02/26/2021 by Gardy Stein
The new James Bond movie No Time To Die will not only present hot visuals shot in Jamaica, but will also feature a Jamaican artist. As was revealed this week by The Jamaica Gleaner, the song Rastafari Way, written and performed by Teacha Dee, was confirmed to be included in the 25th 007 film set for release on October 2021.
Asked how he feels about this achievement, the singer by the name of Damion Darrel Warren confides: "I can’t believe I am getting the same powerfully happy feeling all over again now that this news is out. I know Sam Gilly and the crew as well as Perfect Giddimani must be feeling the same way."
First released on Perfect's Giddimani Records label in 2016, this fine piece of music (also called The Horn Of Africa Riddim) was recorded by the Austrian House Of Riddim band consisting of Manfred Scheer, Herb Pirker, Parvez Syed, Lorenz Spritzendorfer, Martin Fischer, Markus Hoffmann and Sam Gilly.
The trio of Teacha Dee, Perfect Giddimani and House Of Riddim has worked together on several occasions before, releasing singles and playing on festivals, especially since Teacha Dee made Germany his permanent home (the artist has worked as a teacher in Jamaica before he chose the Rastafari way and focused on his musical career). What is happening now, though, is more than any of them could have imagined in their wildest dreams: "Ever since Sir David Rodigan played Rastafari Way on BBC 1Xtra, the whole team which includes House Of Riddim, Giddimani Records and I were excited and hoping that this song will do great things for us. This is why I even made it the title track of my second studio album in 2017. However, I believe none of us saw this movie placement coming!"

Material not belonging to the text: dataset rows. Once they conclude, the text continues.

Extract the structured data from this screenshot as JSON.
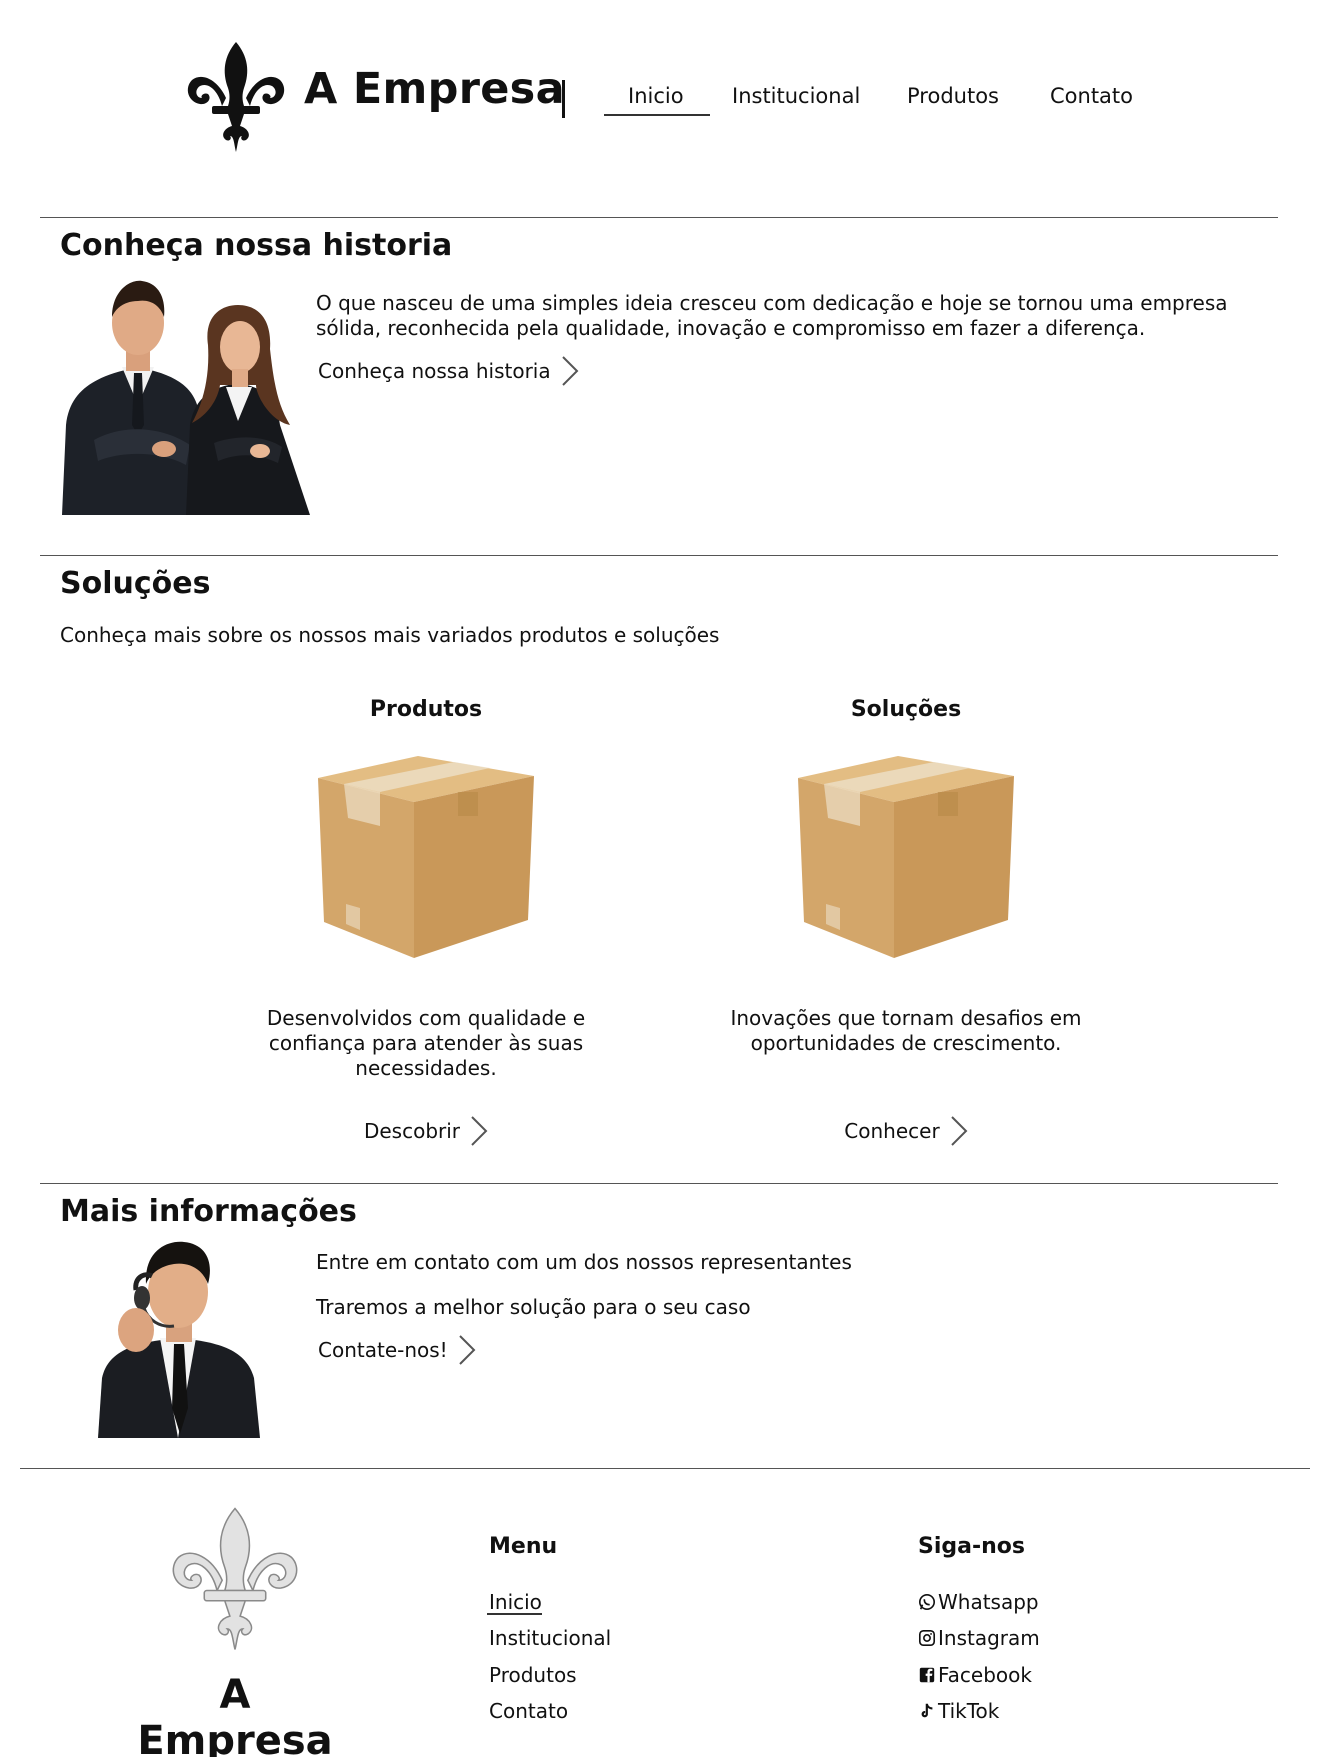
{
  "header": {
    "brand": "A Empresa",
    "nav": [
      {
        "label": "Inicio",
        "active": true
      },
      {
        "label": "Institucional"
      },
      {
        "label": "Produtos"
      },
      {
        "label": "Contato"
      }
    ]
  },
  "history": {
    "title": "Conheça nossa historia",
    "text": "O que nasceu de uma simples ideia cresceu com dedicação e hoje se tornou uma empresa sólida, reconhecida pela qualidade, inovação e compromisso em fazer a diferença.",
    "link": "Conheça nossa historia"
  },
  "solutions": {
    "title": "Soluções",
    "subtitle": "Conheça mais sobre os nossos mais variados produtos e soluções",
    "cards": [
      {
        "title": "Produtos",
        "text": "Desenvolvidos com qualidade e confiança para atender às suas necessidades.",
        "link": "Descobrir"
      },
      {
        "title": "Soluções",
        "text": "Inovações que tornam desafios em oportunidades de crescimento.",
        "link": "Conhecer"
      }
    ]
  },
  "info": {
    "title": "Mais informações",
    "line1": "Entre em contato com um dos nossos representantes",
    "line2": "Traremos a melhor solução para o seu caso",
    "link": "Contate-nos!"
  },
  "footer": {
    "brand": "A Empresa",
    "menu_title": "Menu",
    "menu": [
      "Inicio",
      "Institucional",
      "Produtos",
      "Contato"
    ],
    "social_title": "Siga-nos",
    "social": [
      {
        "label": "Whatsapp",
        "icon": "whatsapp-icon"
      },
      {
        "label": "Instagram",
        "icon": "instagram-icon"
      },
      {
        "label": "Facebook",
        "icon": "facebook-icon"
      },
      {
        "label": "TikTok",
        "icon": "tiktok-icon"
      }
    ]
  },
  "colors": {
    "text": "#111111",
    "divider": "#555555",
    "footer_logo": "#d9d9d9",
    "box": "#d2a86a"
  }
}
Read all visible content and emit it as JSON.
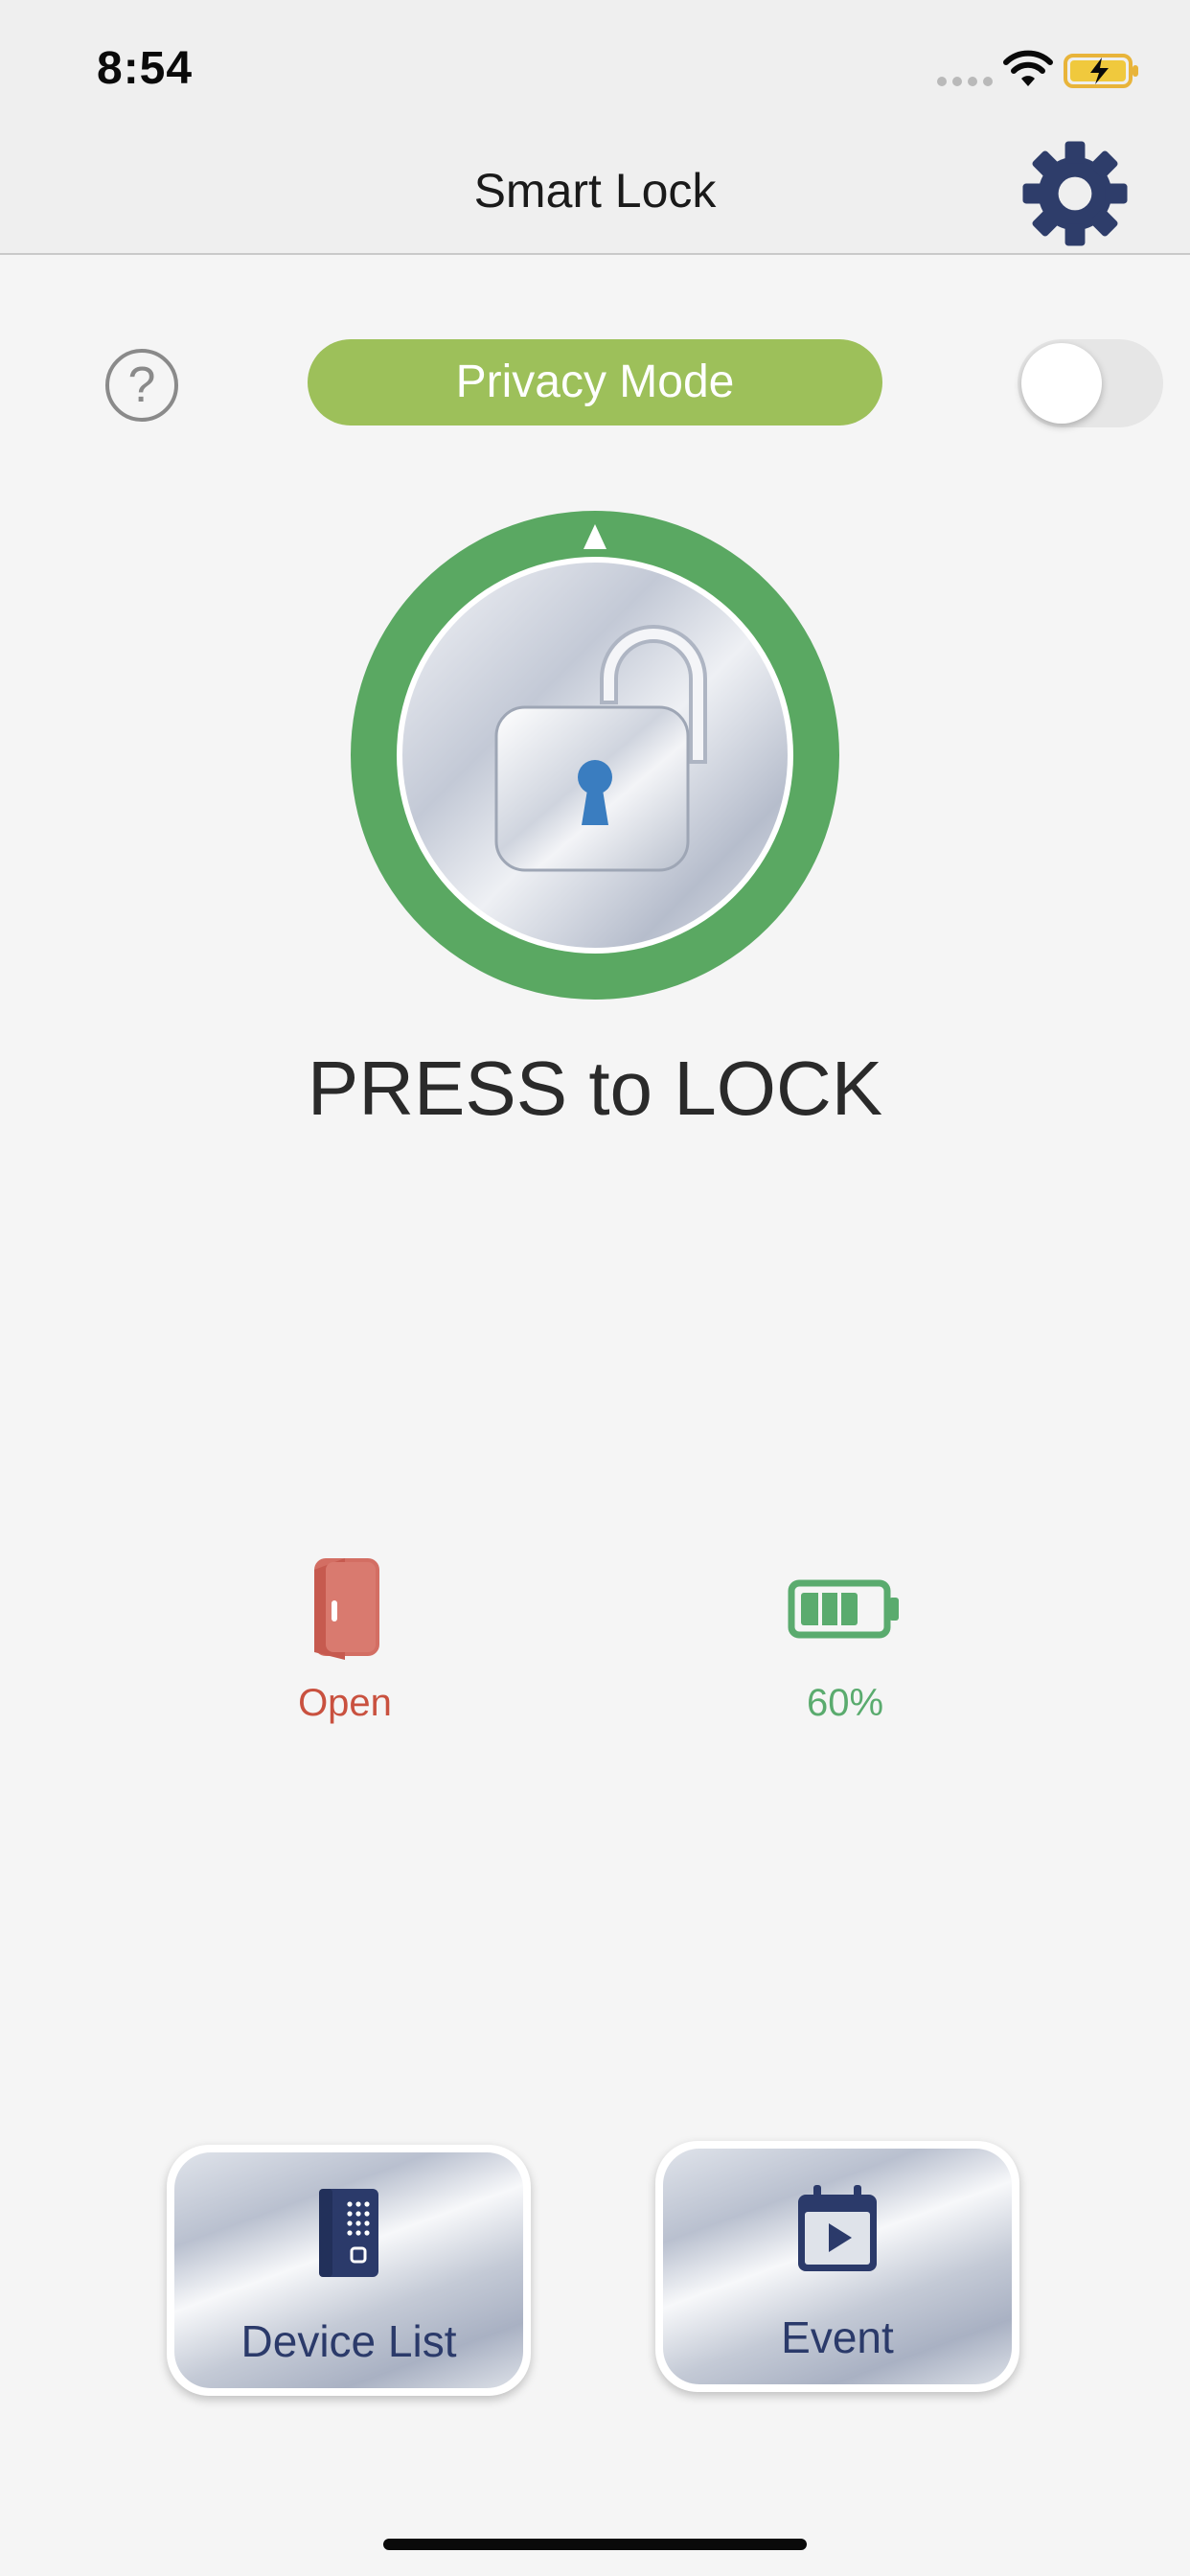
{
  "status_bar": {
    "time": "8:54"
  },
  "nav": {
    "title": "Smart Lock"
  },
  "privacy": {
    "help_glyph": "?",
    "mode_label": "Privacy Mode",
    "toggle_on": false
  },
  "lock": {
    "action_label": "PRESS to LOCK",
    "state": "unlocked"
  },
  "status": {
    "door_label": "Open",
    "battery_label": "60%",
    "battery_level_percent": 60
  },
  "buttons": {
    "device_list_label": "Device List",
    "event_label": "Event"
  },
  "colors": {
    "accent_blue": "#2b3a6a",
    "privacy_green": "#9dc05a",
    "lock_ring_green": "#5aa862",
    "door_open_red": "#c9513f",
    "battery_green": "#5aab6e"
  },
  "icons": {
    "settings": "gear-icon",
    "help": "question-circle-icon",
    "lock": "padlock-open-icon",
    "door": "door-open-icon",
    "battery": "battery-icon",
    "device_list": "device-keypad-icon",
    "event": "calendar-play-icon",
    "wifi": "wifi-icon",
    "charging": "battery-charging-icon"
  }
}
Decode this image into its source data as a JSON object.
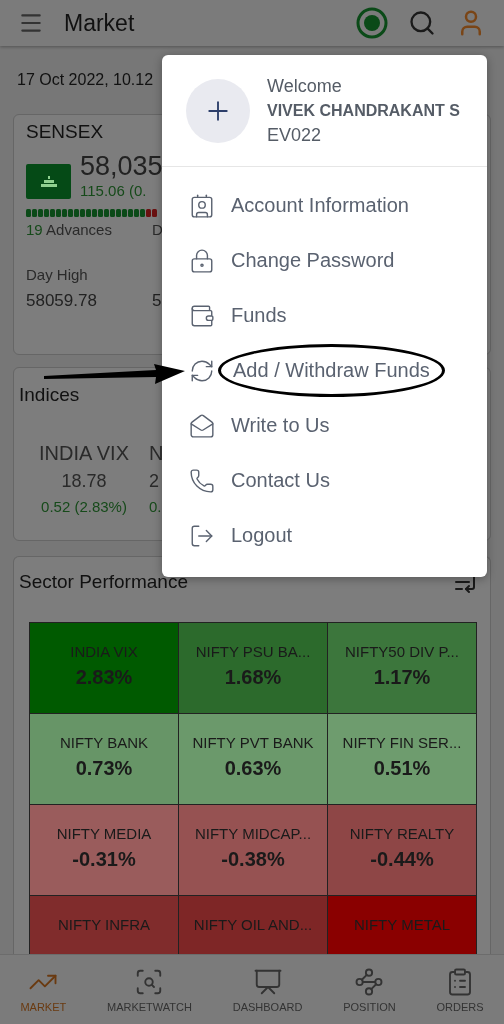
{
  "header": {
    "title": "Market"
  },
  "timestamp": "17 Oct 2022, 10.12",
  "sensex": {
    "name": "SENSEX",
    "price": "58,035",
    "change": "115.06 (0.",
    "advances": {
      "count": "19",
      "label": "Advances"
    },
    "declines_label": "D",
    "day_high": {
      "label": "Day High",
      "value": "58059.78"
    },
    "column_2_value": "5"
  },
  "indices": {
    "title": "Indices",
    "items": [
      {
        "name": "INDIA VIX",
        "value": "18.78",
        "change": "0.52 (2.83%)"
      },
      {
        "name": "N",
        "value": "2",
        "change": "0."
      }
    ]
  },
  "sector_performance": {
    "title": "Sector Performance",
    "cells": [
      {
        "name": "INDIA VIX",
        "change": "2.83%",
        "color": "#005a00"
      },
      {
        "name": "NIFTY PSU BA...",
        "change": "1.68%",
        "color": "#2c6a2c"
      },
      {
        "name": "NIFTY50 DIV P...",
        "change": "1.17%",
        "color": "#3c763c"
      },
      {
        "name": "NIFTY BANK",
        "change": "0.73%",
        "color": "#679567"
      },
      {
        "name": "NIFTY PVT BANK",
        "change": "0.63%",
        "color": "#6b996b"
      },
      {
        "name": "NIFTY FIN SER...",
        "change": "0.51%",
        "color": "#6e9c6e"
      },
      {
        "name": "NIFTY MEDIA",
        "change": "-0.31%",
        "color": "#9a5c5c"
      },
      {
        "name": "NIFTY MIDCAP...",
        "change": "-0.38%",
        "color": "#965252"
      },
      {
        "name": "NIFTY REALTY",
        "change": "-0.44%",
        "color": "#8e4646"
      },
      {
        "name": "NIFTY INFRA",
        "color": "#802c2c"
      },
      {
        "name": "NIFTY OIL AND...",
        "color": "#7e2626"
      },
      {
        "name": "NIFTY METAL",
        "color": "#8a0000"
      }
    ]
  },
  "bottom_nav": [
    {
      "label": "MARKET",
      "kind": "market",
      "selected": true
    },
    {
      "label": "MARKETWATCH",
      "kind": "watch",
      "selected": false
    },
    {
      "label": "DASHBOARD",
      "kind": "dashboard",
      "selected": false
    },
    {
      "label": "POSITION",
      "kind": "position",
      "selected": false
    },
    {
      "label": "ORDERS",
      "kind": "orders",
      "selected": false
    }
  ],
  "profile_menu": {
    "greeting": "Welcome",
    "name": "VIVEK CHANDRAKANT S",
    "client_id": "EV022",
    "items": [
      {
        "label": "Account Information",
        "kind": "account",
        "circled": false
      },
      {
        "label": "Change Password",
        "kind": "password",
        "circled": false
      },
      {
        "label": "Funds",
        "kind": "funds",
        "circled": false
      },
      {
        "label": "Add / Withdraw Funds",
        "kind": "transfer",
        "circled": true
      },
      {
        "label": "Write to Us",
        "kind": "mail",
        "circled": false
      },
      {
        "label": "Contact Us",
        "kind": "phone",
        "circled": false
      },
      {
        "label": "Logout",
        "kind": "logout",
        "circled": false
      }
    ]
  }
}
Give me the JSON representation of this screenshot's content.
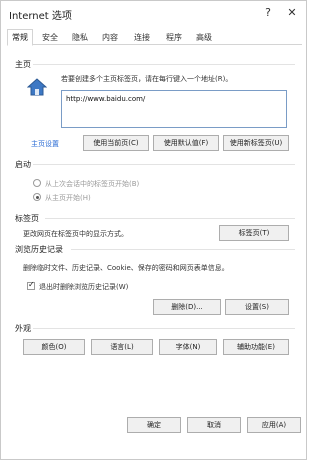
{
  "window": {
    "title": "Internet 选项",
    "help_glyph": "?",
    "close_glyph": "✕"
  },
  "tabs": [
    {
      "label": "常规"
    },
    {
      "label": "安全"
    },
    {
      "label": "隐私"
    },
    {
      "label": "内容"
    },
    {
      "label": "连接"
    },
    {
      "label": "程序"
    },
    {
      "label": "高级"
    }
  ],
  "homepage": {
    "section_title": "主页",
    "description": "若要创建多个主页标签页，请在每行键入一个地址(R)。",
    "url": "http://www.baidu.com/",
    "current_link": "主页设置",
    "use_current": "使用当前页(C)",
    "use_default": "使用默认值(F)",
    "use_new_tab": "使用新标签页(U)"
  },
  "startup": {
    "section_title": "启动",
    "option_last_session": "从上次会话中的标签页开始(B)",
    "option_homepage": "从主页开始(H)",
    "selected": "homepage"
  },
  "tabs_section": {
    "section_title": "标签页",
    "description": "更改网页在标签页中的显示方式。",
    "button": "标签页(T)"
  },
  "history": {
    "section_title": "浏览历史记录",
    "description": "删除临时文件、历史记录、Cookie、保存的密码和网页表单信息。",
    "checkbox_label": "退出时删除浏览历史记录(W)",
    "checkbox_checked": true,
    "delete_button": "删除(D)...",
    "settings_button": "设置(S)"
  },
  "appearance": {
    "section_title": "外观",
    "colors": "颜色(O)",
    "languages": "语言(L)",
    "fonts": "字体(N)",
    "accessibility": "辅助功能(E)"
  },
  "footer": {
    "ok": "确定",
    "cancel": "取消",
    "apply": "应用(A)"
  },
  "colors": {
    "link": "#2a6bd4",
    "focus_border": "#7a9cc6"
  },
  "icons": {
    "homepage_icon": "house-icon",
    "help_icon": "help-icon",
    "close_icon": "close-icon"
  }
}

When the visuals of Rastafari Way were ready, Reggaeville premiered the video in August 2016, and by last summer it had reached a respectable 500,000 views - a number that is expected to rise now that the news is out! Considering the positive effects such a deal has for both the participating artists and for the whole Jamaican Reggae industry, it should be made compulsory for movie companies to promote the art and culture of the often exotic regions they film in.
While we will have to wait a couple of months before we can experience the combined splendour of movie and music, Teacha Dee's gratitude is immediate: "I would like to big up Sam Gilly and the House Of Riddim team, along with Perfect Giddimani and Giddimani Records, as well as all online media houses who have helped us to present the world with this now historic reggae song Rastafari Way."